Myocardial hypoxic-ischemic injury is the cause of significant morbidity and mortality worldwide. The cardiomyocyte response to hypoxic-ischemic injury is known to include changes in cell cycle regulators. The cyclin-dependent kinase inhibitor p57Kip2 is involved in cell cycle control, differentiation, stress signaling and apoptosis. In contrast to other cyclin-dependent kinase inhibitors, p57Kip2 expression diminishes during postnatal life and is reactivated in the adult heart under conditions of cardiac stress. Overexpression of p57Kip2 has been previously shown to prevent apoptotic cell death in vitro by inhibiting stress-activated kinases. Therefore, we hypothesized that p57Kip2 has a protective role in cardiomyocytes under hypoxic conditions.

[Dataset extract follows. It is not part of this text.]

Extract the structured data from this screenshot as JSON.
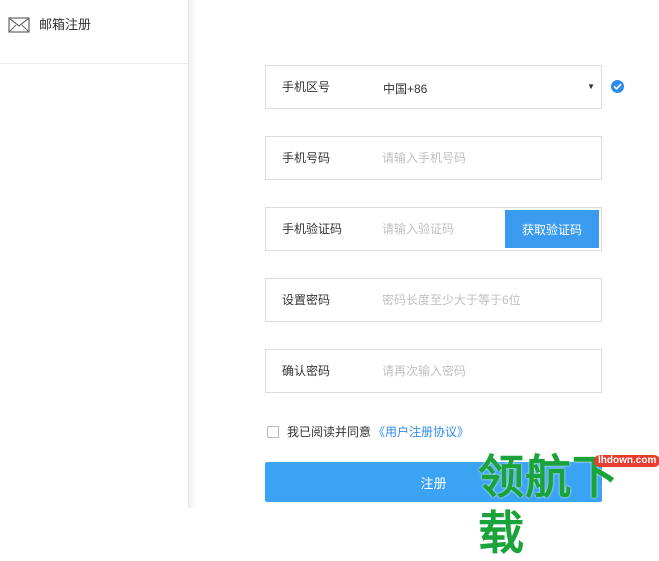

To investigate this hypothesis, we created a transgenic mouse (R26loxpTA-p57k/+) that expresses p57Kip2 specifically in cardiac tissue under the ventricular cardiomyocyte promoter Mlc2v.
Transgenic mice with cardiac specific overexpression of p57Kip2 are viable, fertile and normally active and their hearts are morphologically indistinguishable from the control hearts and have similar heart weight/body weight ratio. The baseline functional parameters, including left ventricular systolic pressure (LVSP), left ventricular end diastolic pressure (LVEDP), LVdp/dtmax, heart rate (HR) and rate pressure product (RPR) were not significantly different between the different groups as assessed by the Langendorff perfused heart preparation. However, after subjecting the heart ex vivo to 30 minutes of ischemia-reperfusion injury, the p57Kip2 overexpressing hearts demonstrated preserved cardiac function compared to control mice with higher left ventricular developed pressure (63 ± 15 vs 30 ± 6 mmHg, p = 0.05), rate pressure product (22.8 ± 4.86 vs 10.4 ± 2.1 × 103bpm × mmHg, p < 0.05) and coronary flow (3.5 ± 0.5 vs 2.38 ± 0.24 ml/min, p <0.05).
These data suggest that forced cardiac expression of p57Kip2 does not affect myocardial growth, differentiation and baseline function but attenuates injury from ischemia-reperfusion in the adult mouse heart.